Is Red Thread Worth Worrying About?
Updated: Jul 27
Red thread is the most common turf disease in the UK. It will impact a wide range of surfaces from sports grounds to the common lawn. This post aims to provide an insight as to what is going on, and what can be done.
What is red thread?
Red thread is a fungal disease which attacks the grass plant when conditions suit. It will show up as pink / red patches in your lawn while the disease is active. When the attack passes it will leave straw coloured, disfigured patches of grass leaves behind. The disease does not impact the root of the plant, thereby soon recovers. Dis-figuration to the turf is temporary, but these areas may be unsightly for a time.
When does it form?
Red thread requires warm and wet conditions to form. When conditions are still and humid, this disease can enter the tips of the grass plant when they are sat wet. Being very conditions dependent, red thread favours damp summer conditions, but it can occur almost all year around - as late as a mild November / early December.
What can be done?
It's important to understand that if conditions are extreme, a limited amount of red thread is going to be present in any lawn - a little bit like a little moss over winter if the weather is wet enough. There is a number of things which in our experience will reduce the occurrence of red thread which are worthy of consideration in the long run:
1) Consider your grass types / species
Our recently renovated lawns gain very little in terms of disease. This is due to a combination of a recently aerated soil, very low levels of thatch, and the use of modern grass cultivars. We tend to sow with finer rye grasses which provide excellent aesthetics, but also an impressive disease tolerance. Older lawns with a high proportion of fescue and meadow grass are open to greater disease pressure, and can also struggle in dry conditions too. If your lawn struggles greatly from red thread attacks then mechanical lawn work this autumn while using an improved seed mix would be a smart move.
2) Consider your mower
Red thread enters the grass plant via damaged leaves. Cylinder mowers cut the grass in a scissor like fashion, whereas rotary mowers which are popular for lawns cut grass by bashing it and with less cuts per square metre.
If your mower isn't razor sharp in a warm and wet period with plenty of mowing to be done, this will tear the tip of the leaf and allow a simpler passage for the disease to enter the plant. This is common when red thread is rife. A close inspection of the grass blades will be enough to tell you how your mower is performing. If you find a discoloured, frayed tip of the leaf then a sharpening of the blade or a full service of the machine will be due. View our useful contacts page for a trusted mower sales, servicing and repair contact of our ours.

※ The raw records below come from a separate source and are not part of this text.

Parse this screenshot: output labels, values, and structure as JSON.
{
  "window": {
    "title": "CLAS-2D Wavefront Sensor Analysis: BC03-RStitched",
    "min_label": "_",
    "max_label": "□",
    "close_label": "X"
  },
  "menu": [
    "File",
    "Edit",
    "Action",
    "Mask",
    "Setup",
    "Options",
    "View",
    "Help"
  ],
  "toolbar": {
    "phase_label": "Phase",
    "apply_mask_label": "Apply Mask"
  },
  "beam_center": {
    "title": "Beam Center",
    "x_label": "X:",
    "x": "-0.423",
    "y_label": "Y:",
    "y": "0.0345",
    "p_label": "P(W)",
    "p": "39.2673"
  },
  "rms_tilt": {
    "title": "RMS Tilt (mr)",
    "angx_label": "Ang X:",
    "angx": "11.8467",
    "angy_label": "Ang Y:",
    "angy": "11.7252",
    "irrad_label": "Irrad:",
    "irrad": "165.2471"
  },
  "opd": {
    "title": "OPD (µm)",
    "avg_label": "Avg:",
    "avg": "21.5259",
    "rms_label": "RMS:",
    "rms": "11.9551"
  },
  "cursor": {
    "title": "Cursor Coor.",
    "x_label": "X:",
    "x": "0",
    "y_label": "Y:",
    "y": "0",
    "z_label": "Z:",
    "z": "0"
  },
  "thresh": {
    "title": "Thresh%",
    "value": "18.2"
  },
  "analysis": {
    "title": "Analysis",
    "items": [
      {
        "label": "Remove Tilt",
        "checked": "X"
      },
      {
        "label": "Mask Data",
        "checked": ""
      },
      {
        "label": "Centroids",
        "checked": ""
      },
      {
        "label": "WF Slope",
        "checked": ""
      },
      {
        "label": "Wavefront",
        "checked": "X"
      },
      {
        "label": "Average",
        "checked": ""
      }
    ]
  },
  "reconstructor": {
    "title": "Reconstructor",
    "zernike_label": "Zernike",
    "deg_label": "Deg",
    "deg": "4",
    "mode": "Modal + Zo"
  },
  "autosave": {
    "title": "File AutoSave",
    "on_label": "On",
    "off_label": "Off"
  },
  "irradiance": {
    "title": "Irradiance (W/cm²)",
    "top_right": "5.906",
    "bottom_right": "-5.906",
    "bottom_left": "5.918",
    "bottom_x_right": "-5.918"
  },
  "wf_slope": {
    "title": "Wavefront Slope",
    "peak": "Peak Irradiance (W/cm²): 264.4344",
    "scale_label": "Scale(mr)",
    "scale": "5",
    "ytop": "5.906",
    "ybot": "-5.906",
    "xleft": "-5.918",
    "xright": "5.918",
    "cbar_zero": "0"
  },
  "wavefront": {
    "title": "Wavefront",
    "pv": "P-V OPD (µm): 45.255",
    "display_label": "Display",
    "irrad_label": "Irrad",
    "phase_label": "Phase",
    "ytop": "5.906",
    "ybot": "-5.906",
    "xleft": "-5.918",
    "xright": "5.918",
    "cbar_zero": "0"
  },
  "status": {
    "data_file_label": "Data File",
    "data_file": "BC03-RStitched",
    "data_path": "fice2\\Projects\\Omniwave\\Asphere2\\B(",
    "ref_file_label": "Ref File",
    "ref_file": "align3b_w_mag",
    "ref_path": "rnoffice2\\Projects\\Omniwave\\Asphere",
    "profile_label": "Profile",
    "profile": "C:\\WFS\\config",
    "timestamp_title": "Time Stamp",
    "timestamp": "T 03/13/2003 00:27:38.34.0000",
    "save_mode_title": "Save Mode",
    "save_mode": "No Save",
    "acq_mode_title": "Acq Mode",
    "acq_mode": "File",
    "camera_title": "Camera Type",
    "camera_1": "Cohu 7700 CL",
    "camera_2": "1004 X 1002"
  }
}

A much debated point. A lawn which receives too much nitrogen per year will be more susceptible to disease pressure. Some lawn care companies and homeowners do just this. Producing lots of lush, 'soft' or leggie growth leaves the plant open to attack. Slow release fertilisers (10 weeks+ longevity) will give a steady source of nitrogen (lawn food), rather than your lawn riding a big dipper. Our lawn treatment programme is perfect for this - utilising slow release nitrogen sources, not available in DIY stores. If we over OR under ate it would make us ill also. Get the correct level of nutrition into your lawn.
4) Shade / Air Flow / Aeration
We know that disease enjoys damp, still conditions. Aside from taking a hairdryer to your lawn, consider the surroundings and surface aeration. This will aid both disease pressure and is also ideal for moss prevention during the longer periods of both short days and wet weather.
Fungicides do exist to suppress turf disease. This may be important on sports surfaces ahead of a big fixture worth millions where a large budget is in place with the surface tended to almost around the clock.
For lawns it is not something that we recommend, and certainly for red thread. As we know, red thread will reoccur should the conditions present themselves. Following an expensive fungicide application, the disease could return with greater vengeance 6 weeks later. Although some lawn care companies will offer this option - in our opinion it's not worth our time or your money.
The option of masking the disease is the viable short term option until the weather dries up a little. A few ideas:
A nitrogen based fertiliser will help the damaged areas to 'grow out'. The fertiliser will give a colour boost and improve growth. Remember, a drip feed of food is best.
A potassium based fertiliser, maybe with added calcium will improve disease tolerance. However, it's unlikely that your lawn is suffering from a deficiency.
Magnesium and iron will improve the colour of the lawn. Consider a liquid application for quick results over a granular. If applying iron through the winter also, consider the level of iron that is now going to be applied to the lawn - this may impact soil pH. Iron works to dehydrate moss, so be cautious in it's application through summer and it will do the same to grass at a given rate...
What We Would Do...
Our lawn survey considers a range of chemical, physical and biological factors. We advise our customers individually at both the survey stage, but on an ongoing basis via email and in person given that no two lawns are the same. If you've made if this far, then it's could be a good time to get in touch for a free lawn survey.